*** Exercise data Section Begins ***
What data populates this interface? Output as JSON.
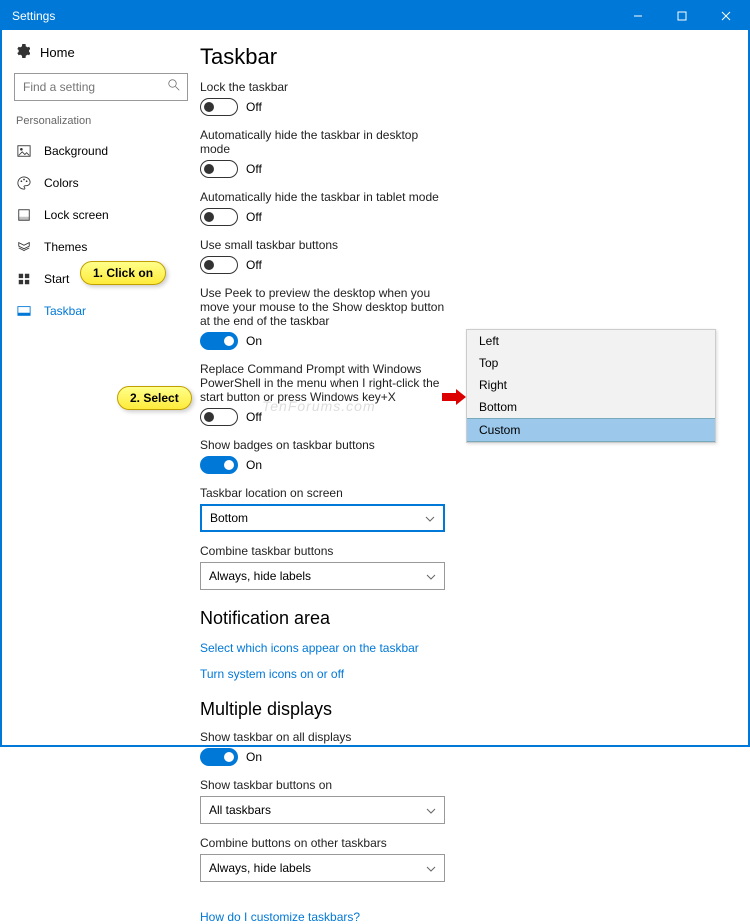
{
  "titlebar": {
    "title": "Settings"
  },
  "sidebar": {
    "home": "Home",
    "search_placeholder": "Find a setting",
    "category": "Personalization",
    "items": [
      {
        "label": "Background"
      },
      {
        "label": "Colors"
      },
      {
        "label": "Lock screen"
      },
      {
        "label": "Themes"
      },
      {
        "label": "Start"
      },
      {
        "label": "Taskbar"
      }
    ]
  },
  "page": {
    "heading": "Taskbar",
    "settings": {
      "lock": {
        "label": "Lock the taskbar",
        "state": "Off"
      },
      "autohide_desktop": {
        "label": "Automatically hide the taskbar in desktop mode",
        "state": "Off"
      },
      "autohide_tablet": {
        "label": "Automatically hide the taskbar in tablet mode",
        "state": "Off"
      },
      "small_buttons": {
        "label": "Use small taskbar buttons",
        "state": "Off"
      },
      "peek": {
        "label": "Use Peek to preview the desktop when you move your mouse to the Show desktop button at the end of the taskbar",
        "state": "On"
      },
      "powershell": {
        "label": "Replace Command Prompt with Windows PowerShell in the menu when I right-click the start button or press Windows key+X",
        "state": "Off"
      },
      "badges": {
        "label": "Show badges on taskbar buttons",
        "state": "On"
      },
      "location": {
        "label": "Taskbar location on screen",
        "value": "Bottom"
      },
      "combine": {
        "label": "Combine taskbar buttons",
        "value": "Always, hide labels"
      }
    },
    "notif_heading": "Notification area",
    "notif_link1": "Select which icons appear on the taskbar",
    "notif_link2": "Turn system icons on or off",
    "multi_heading": "Multiple displays",
    "multi": {
      "show_all": {
        "label": "Show taskbar on all displays",
        "state": "On"
      },
      "buttons_on": {
        "label": "Show taskbar buttons on",
        "value": "All taskbars"
      },
      "combine_other": {
        "label": "Combine buttons on other taskbars",
        "value": "Always, hide labels"
      }
    },
    "footer_link": "How do I customize taskbars?"
  },
  "callouts": {
    "c1": "1. Click on",
    "c2": "2. Select"
  },
  "popup": {
    "items": [
      "Left",
      "Top",
      "Right",
      "Bottom",
      "Custom"
    ],
    "selected": "Custom"
  },
  "watermark": "TenForums.com"
}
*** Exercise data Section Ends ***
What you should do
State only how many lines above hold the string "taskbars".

Result of this task
3